A Sad Day
I knew it was coming. As likely all of us did who follow the tech industry and Apple’s amazing doings.
So when I heard last night that Steve Job’s died I really was not surprised.
But what has surprised me is how truly sad I am about his way-to-early passing. The products Apple makes has truly improved my life. And selfishly I’m worried that the rate of Apple powered goodness will slow. I’m sullen because the world has lost an innovator, who, if given a longer life, likely would have accomplished much more.
The papers today are comparing him to world-changing business and industry titans like Ford, Disney, Edison. High praise. And the more I think about it, the more I agree.
Why did I admire Mr. Jobs?
- He was a leader. An organization models behavior of their leaders. The leader sets the pace and the tone. The leader sets the standards. The leader defines what’s good enough, and what’s not good enough. Jobs excelled here.
- Jobs pushed through adversity – business and health. I admire anyone that keeps going, especially when the stakes are high.
- Jobs was an innovator who demanded excellence. I hear people just about every day say they love their Mac. Every heard anyone say they love their PC? Has your kid ever asked you for any kind of MP3 player other than an iPod? iPad – does any other tablet out there even matter? This is astounding innovation. If you’re in the software business you know how hard it is to get OS – App – Hardware eco systems right, really right. Apple is not perfect, but it does this way better than the others.
- Jobs was not boring. In my opinion, there’s no excuse for being boring. Or overly politically correct. Or plain vanilla. Or not expressing your opinions. Jobs could be counted on for unique perspectives and a pervasive sense of individualism. Maybe this is easer when you have a B after your name (as in billionaire). But I admire his charisma nevertheless.
Back to being sad.
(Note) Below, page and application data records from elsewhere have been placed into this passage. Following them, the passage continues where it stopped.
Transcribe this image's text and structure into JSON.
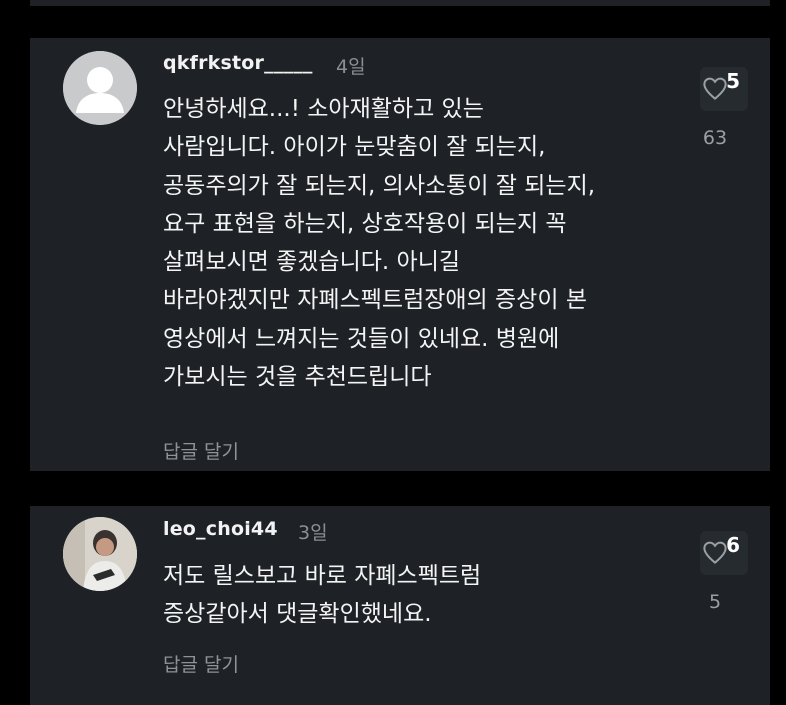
{
  "comments": [
    {
      "username": "qkfrkstor_____",
      "time": "4일",
      "lines": [
        "안녕하세요...! 소아재활하고 있는",
        "사람입니다. 아이가 눈맞춤이 잘 되는지,",
        "공동주의가 잘 되는지, 의사소통이 잘 되는지,",
        "요구 표현을 하는지, 상호작용이 되는지 꼭",
        "살펴보시면 좋겠습니다. 아니길",
        "바라야겠지만 자폐스펙트럼장애의 증상이 본",
        "영상에서 느껴지는 것들이 있네요. 병원에",
        "가보시는 것을 추천드립니다"
      ],
      "reply_label": "답글 달기",
      "like_badge": "5",
      "like_count": "63",
      "heart_icon": "heart-outline-icon",
      "avatar_icon": "default-avatar-icon"
    },
    {
      "username": "leo_choi44",
      "time": "3일",
      "lines": [
        "저도 릴스보고 바로 자폐스펙트럼",
        "증상같아서 댓글확인했네요."
      ],
      "reply_label": "답글 달기",
      "like_badge": "6",
      "like_count": "5",
      "heart_icon": "heart-outline-icon",
      "avatar_icon": "profile-photo-avatar"
    }
  ],
  "colors": {
    "background": "#000000",
    "card": "#1e2226",
    "text": "#f4f4f4",
    "muted": "#8e9398"
  }
}
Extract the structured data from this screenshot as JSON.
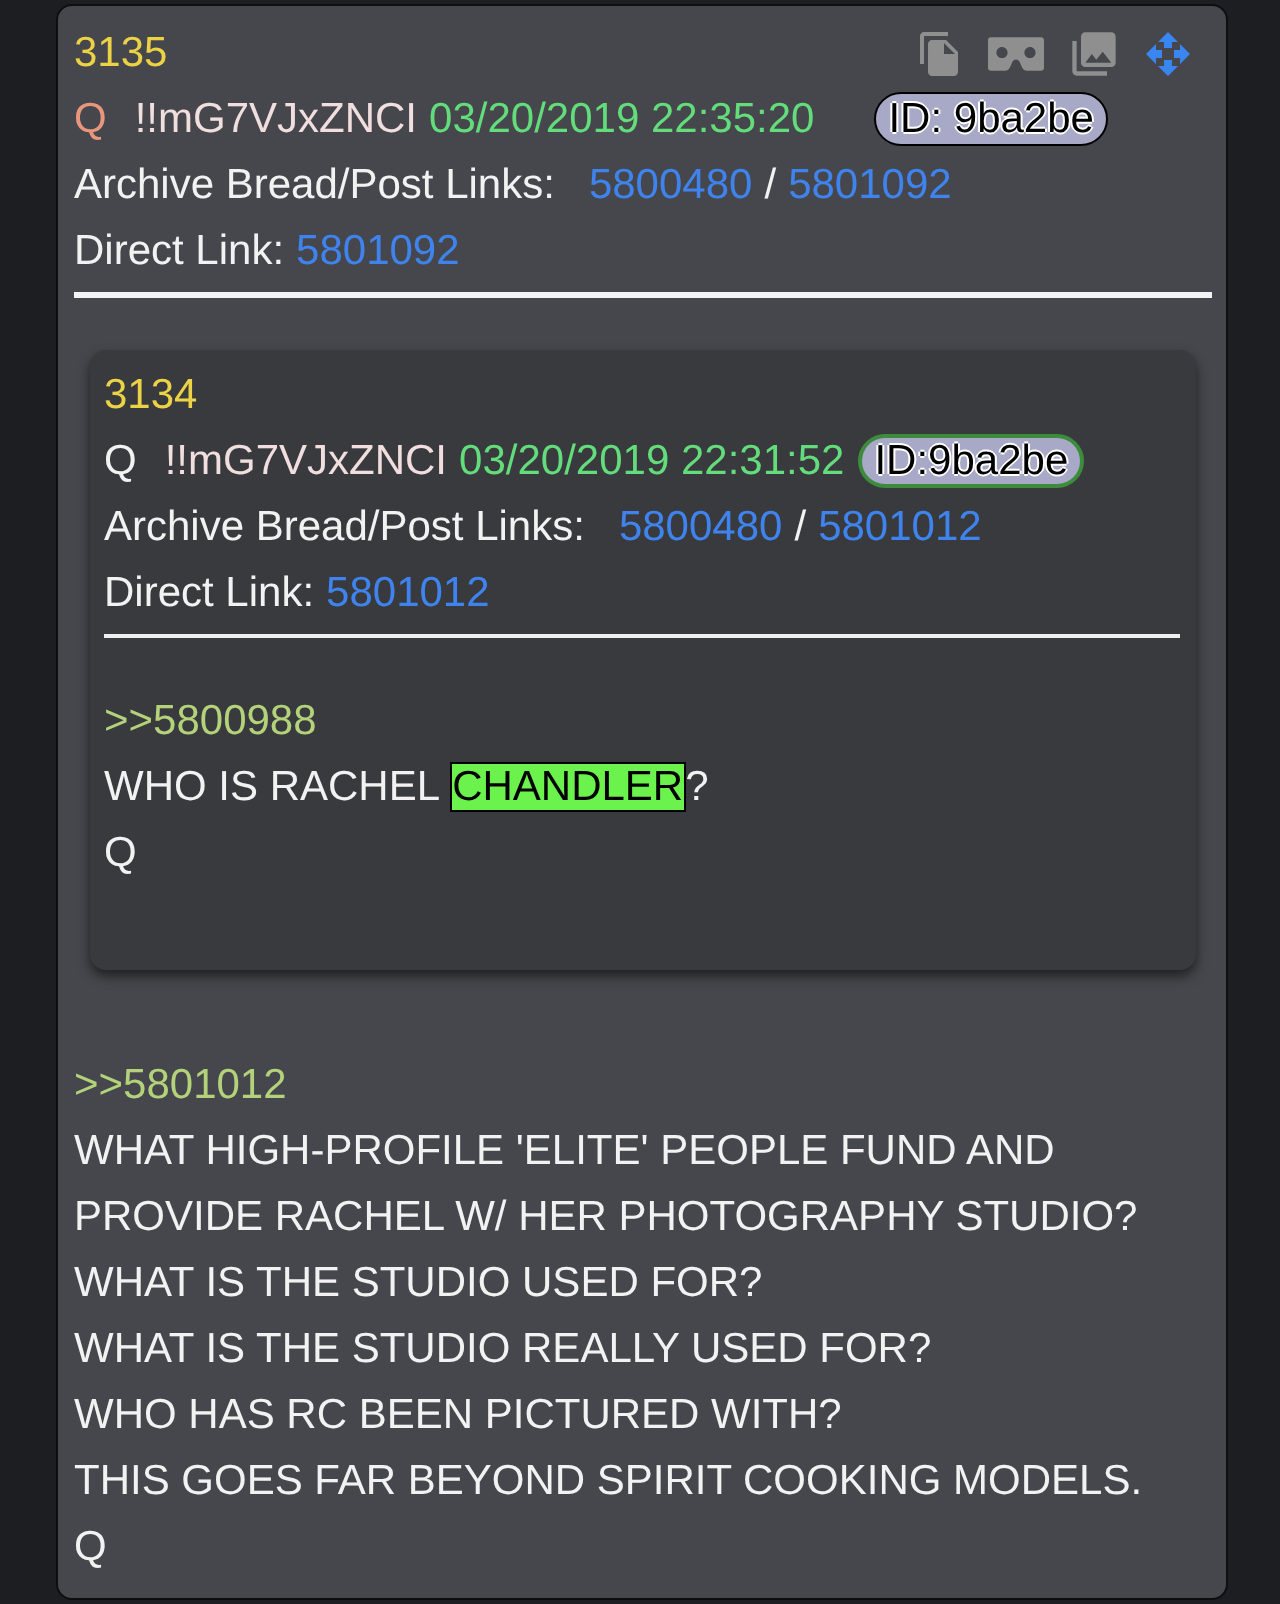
{
  "post": {
    "number": "3135",
    "author": "Q",
    "tripcode": "!!mG7VJxZNCI",
    "date": "03/20/2019 22:35:20",
    "id_badge": "ID: 9ba2be",
    "archive_label": "Archive Bread/Post Links:",
    "archive_links": [
      "5800480",
      "5801092"
    ],
    "link_separator": "/",
    "direct_link_label": "Direct Link:",
    "direct_link": "5801092",
    "quoted_post": {
      "number": "3134",
      "author": "Q",
      "tripcode": "!!mG7VJxZNCI",
      "date": "03/20/2019 22:31:52",
      "id_badge": "ID:9ba2be",
      "archive_label": "Archive Bread/Post Links:",
      "archive_links": [
        "5800480",
        "5801012"
      ],
      "link_separator": "/",
      "direct_link_label": "Direct Link:",
      "direct_link": "5801012",
      "reply_to": ">>5800988",
      "body": [
        {
          "parts": [
            {
              "text": "WHO IS RACHEL ",
              "highlighted": false
            },
            {
              "text": "CHANDLER",
              "highlighted": true
            },
            {
              "text": "?",
              "highlighted": false
            }
          ]
        },
        {
          "parts": [
            {
              "text": "Q",
              "highlighted": false
            }
          ]
        }
      ]
    },
    "reply_to": ">>5801012",
    "body": [
      {
        "parts": [
          {
            "text": "WHAT HIGH-PROFILE 'ELITE' PEOPLE FUND AND PROVIDE RACHEL W/ HER PHOTOGRAPHY STUDIO?",
            "highlighted": false
          }
        ]
      },
      {
        "parts": [
          {
            "text": "WHAT IS THE STUDIO USED FOR?",
            "highlighted": false
          }
        ]
      },
      {
        "parts": [
          {
            "text": "WHAT IS THE STUDIO REALLY USED FOR?",
            "highlighted": false
          }
        ]
      },
      {
        "parts": [
          {
            "text": "WHO HAS RC BEEN PICTURED WITH?",
            "highlighted": false
          }
        ]
      },
      {
        "parts": [
          {
            "text": "THIS GOES FAR BEYOND SPIRIT COOKING MODELS.",
            "highlighted": false
          }
        ]
      },
      {
        "parts": [
          {
            "text": "Q",
            "highlighted": false
          }
        ]
      }
    ]
  }
}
I will miss Steve Jobs. The world is worse off given his passing.
I welcome you comments.